The letter, also signed by the American Society of Newspaper Editors, the Associated Press Managing Editors and the White House News Photographers Association, adds that "journalists are routinely being denied the right to photograph or videotape the President while he is performing his official duties." The letter provides a list of recent newsworthy events where photographers were restricted, including a meeting with members of the Congressional Hispanic Caucus, a presidential meeting with Israeli and Palestinian negotiators, and the First Family's meeting with Malala Yousafzai. The coalition also includes individual outlets, such as ABC News, Fox News Channel, The New York Times.
The protest is just the latest in a series for White House correspondents critical of how the administration handles the media. In August, the press at a daily briefing got into a spat with Deputy Press Secretary Josh Earnest, who made the mistake of slamming the use of anonymous quotes in articles on White House policy. The journalists in the room noted that the administration routinely gives official statements to the press via unnamed "Senior Administration Officials."
Of course, those journalists involved in the daily coverage of the White House have something of a symbiotic relationship with the administration, making some of these criticisms fall flat. They all want access and it's never doled out in equal measure. But there's a bit of a difference between a reporter working with a series of semi-official anonymous quotes to build a case, and a photographer trying to work around a lack of access. The reporter can construct a piece from what's available, noting omissions as needed. A photographer cannot frame and depict a scene without being allowed in the room.

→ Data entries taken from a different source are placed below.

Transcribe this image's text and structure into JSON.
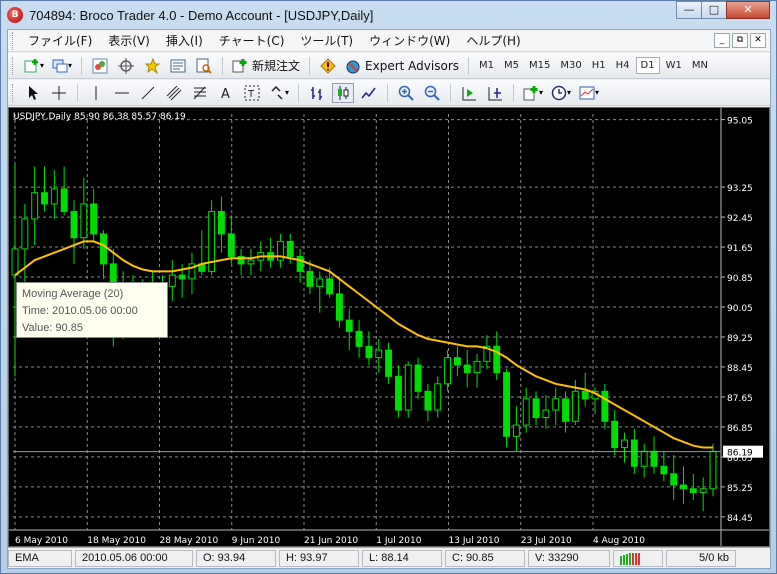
{
  "window": {
    "title": "704894: Broco Trader 4.0 - Demo Account - [USDJPY,Daily]",
    "app_icon": "broco-logo-icon",
    "controls": [
      "minimize-icon",
      "maximize-icon",
      "close-icon"
    ]
  },
  "menu": {
    "items": [
      "ファイル(F)",
      "表示(V)",
      "挿入(I)",
      "チャート(C)",
      "ツール(T)",
      "ウィンドウ(W)",
      "ヘルプ(H)"
    ]
  },
  "toolbar1": {
    "new_order_label": "新規注文",
    "expert_advisors_label": "Expert Advisors",
    "timeframes": [
      "M1",
      "M5",
      "M15",
      "M30",
      "H1",
      "H4",
      "D1",
      "W1",
      "MN"
    ],
    "active_timeframe": "D1"
  },
  "chart": {
    "info": "USDJPY,Daily  85.90 86.38 85.57 86.19",
    "current_price": "86.19",
    "colors": {
      "background": "#000000",
      "grid": "#8a8a8a",
      "bull": "#ffffff",
      "bear": "#00dd00",
      "ma": "#ffc000",
      "price_tag": "#ffffff"
    }
  },
  "tooltip": {
    "line1": "Moving Average (20)",
    "line2": "Time: 2010.05.06 00:00",
    "line3": "Value: 90.85"
  },
  "chart_data": {
    "type": "candlestick",
    "ylim": [
      84.1,
      95.2
    ],
    "yticks": [
      "95.05",
      "93.25",
      "92.45",
      "91.65",
      "90.85",
      "90.05",
      "89.25",
      "88.45",
      "87.65",
      "86.85",
      "86.05",
      "85.25",
      "84.45"
    ],
    "xticks": [
      "6 May 2010",
      "18 May 2010",
      "28 May 2010",
      "9 Jun 2010",
      "21 Jun 2010",
      "1 Jul 2010",
      "13 Jul 2010",
      "23 Jul 2010",
      "4 Aug 2010"
    ],
    "grid": true,
    "ohlc": [
      [
        90.9,
        93.9,
        88.2,
        91.6
      ],
      [
        91.6,
        92.8,
        90.6,
        92.4
      ],
      [
        92.4,
        93.8,
        91.7,
        93.1
      ],
      [
        93.1,
        93.8,
        92.6,
        92.8
      ],
      [
        92.8,
        93.7,
        92.4,
        93.2
      ],
      [
        93.2,
        93.8,
        92.5,
        92.6
      ],
      [
        92.6,
        92.9,
        91.2,
        91.9
      ],
      [
        91.9,
        93.5,
        91.6,
        92.8
      ],
      [
        92.8,
        93.2,
        91.8,
        92.0
      ],
      [
        92.0,
        92.1,
        90.8,
        91.2
      ],
      [
        91.2,
        91.6,
        89.0,
        89.8
      ],
      [
        89.8,
        91.0,
        89.2,
        90.5
      ],
      [
        90.5,
        90.9,
        89.3,
        89.7
      ],
      [
        89.7,
        90.8,
        89.4,
        90.4
      ],
      [
        90.4,
        91.0,
        89.6,
        90.0
      ],
      [
        90.0,
        90.9,
        89.5,
        90.6
      ],
      [
        90.6,
        91.3,
        90.2,
        90.9
      ],
      [
        90.9,
        91.2,
        90.3,
        90.8
      ],
      [
        90.8,
        91.5,
        90.4,
        91.2
      ],
      [
        91.2,
        92.1,
        90.9,
        91.0
      ],
      [
        91.0,
        92.9,
        90.9,
        92.6
      ],
      [
        92.6,
        93.0,
        91.5,
        92.0
      ],
      [
        92.0,
        92.5,
        91.2,
        91.4
      ],
      [
        91.4,
        91.6,
        90.9,
        91.2
      ],
      [
        91.2,
        91.6,
        90.9,
        91.3
      ],
      [
        91.3,
        91.8,
        91.0,
        91.5
      ],
      [
        91.5,
        91.9,
        91.1,
        91.3
      ],
      [
        91.3,
        92.0,
        91.1,
        91.8
      ],
      [
        91.8,
        92.0,
        91.2,
        91.4
      ],
      [
        91.4,
        91.6,
        90.7,
        91.0
      ],
      [
        91.0,
        91.3,
        90.4,
        90.6
      ],
      [
        90.6,
        91.0,
        89.9,
        90.8
      ],
      [
        90.8,
        91.1,
        90.3,
        90.4
      ],
      [
        90.4,
        90.8,
        89.5,
        89.7
      ],
      [
        89.7,
        90.0,
        88.9,
        89.4
      ],
      [
        89.4,
        89.7,
        88.7,
        89.0
      ],
      [
        89.0,
        89.4,
        88.5,
        88.7
      ],
      [
        88.7,
        89.2,
        88.3,
        88.9
      ],
      [
        88.9,
        89.1,
        88.0,
        88.2
      ],
      [
        88.2,
        88.5,
        87.1,
        87.3
      ],
      [
        87.3,
        88.6,
        87.1,
        88.5
      ],
      [
        88.5,
        88.7,
        87.6,
        87.8
      ],
      [
        87.8,
        88.0,
        87.0,
        87.3
      ],
      [
        87.3,
        88.2,
        87.1,
        88.0
      ],
      [
        88.0,
        88.9,
        87.8,
        88.7
      ],
      [
        88.7,
        89.0,
        88.2,
        88.5
      ],
      [
        88.5,
        88.9,
        87.9,
        88.3
      ],
      [
        88.3,
        88.8,
        87.9,
        88.6
      ],
      [
        88.6,
        89.3,
        88.4,
        89.0
      ],
      [
        89.0,
        89.4,
        88.1,
        88.3
      ],
      [
        88.3,
        88.4,
        86.3,
        86.6
      ],
      [
        86.6,
        87.4,
        86.2,
        86.9
      ],
      [
        86.9,
        87.9,
        86.7,
        87.6
      ],
      [
        87.6,
        87.8,
        86.9,
        87.1
      ],
      [
        87.1,
        87.7,
        86.8,
        87.3
      ],
      [
        87.3,
        87.9,
        86.9,
        87.6
      ],
      [
        87.6,
        87.8,
        86.7,
        87.0
      ],
      [
        87.0,
        88.1,
        86.9,
        87.8
      ],
      [
        87.8,
        88.3,
        87.4,
        87.6
      ],
      [
        87.6,
        87.9,
        87.2,
        87.8
      ],
      [
        87.8,
        88.0,
        86.8,
        87.0
      ],
      [
        87.0,
        87.3,
        86.1,
        86.3
      ],
      [
        86.3,
        86.7,
        85.9,
        86.5
      ],
      [
        86.5,
        86.8,
        85.6,
        85.8
      ],
      [
        85.8,
        86.4,
        85.5,
        86.2
      ],
      [
        86.2,
        86.6,
        85.6,
        85.8
      ],
      [
        85.8,
        86.2,
        85.4,
        85.6
      ],
      [
        85.6,
        86.1,
        84.9,
        85.3
      ],
      [
        85.3,
        85.8,
        84.8,
        85.2
      ],
      [
        85.2,
        85.6,
        84.9,
        85.1
      ],
      [
        85.1,
        85.5,
        84.6,
        85.2
      ],
      [
        85.2,
        86.4,
        85.0,
        86.2
      ]
    ],
    "ma": [
      90.9,
      91.1,
      91.3,
      91.4,
      91.5,
      91.6,
      91.7,
      91.8,
      91.8,
      91.7,
      91.5,
      91.3,
      91.15,
      91.05,
      91.0,
      91.0,
      91.0,
      91.05,
      91.1,
      91.2,
      91.25,
      91.3,
      91.35,
      91.35,
      91.35,
      91.4,
      91.4,
      91.4,
      91.35,
      91.3,
      91.2,
      91.1,
      91.0,
      90.8,
      90.6,
      90.4,
      90.2,
      90.0,
      89.8,
      89.6,
      89.45,
      89.3,
      89.2,
      89.15,
      89.1,
      89.05,
      89.0,
      89.0,
      88.95,
      88.85,
      88.7,
      88.5,
      88.35,
      88.2,
      88.1,
      88.0,
      87.95,
      87.9,
      87.85,
      87.75,
      87.6,
      87.45,
      87.3,
      87.15,
      87.0,
      86.85,
      86.7,
      86.55,
      86.45,
      86.35,
      86.3,
      86.3
    ],
    "ma_name": "Moving Average (20)"
  },
  "status": {
    "indicator": "EMA",
    "time": "2010.05.06 00:00",
    "open": "O: 93.94",
    "high": "H: 93.97",
    "low": "L: 88.14",
    "close": "C: 90.85",
    "volume": "V: 33290",
    "traffic": "5/0 kb",
    "connection_icon": "connection-bars-icon"
  }
}
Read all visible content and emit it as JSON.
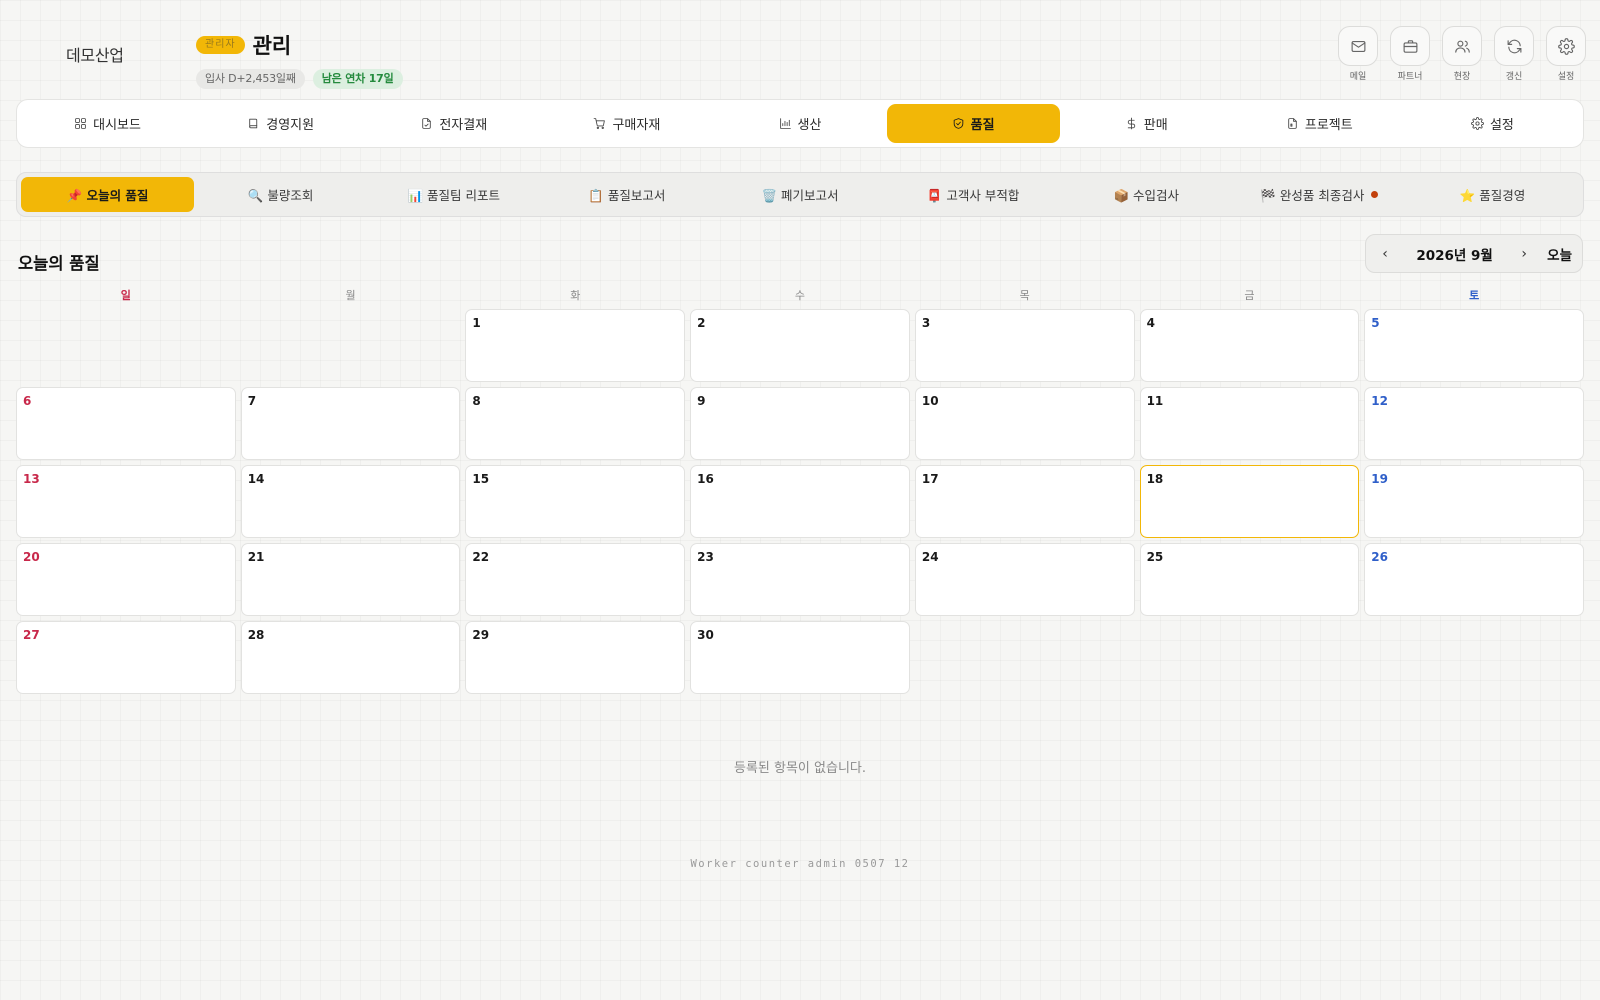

According to the National Journal, today's letter came complete with its own dramatic, confrontational scene between reporters and administration officials in charge of controlling the president's image. New York Times photographer Doug Mills told Press Secretary Jay Carney in October that the administration was "just like Tass," a reference to a state-owned Russian media outlet.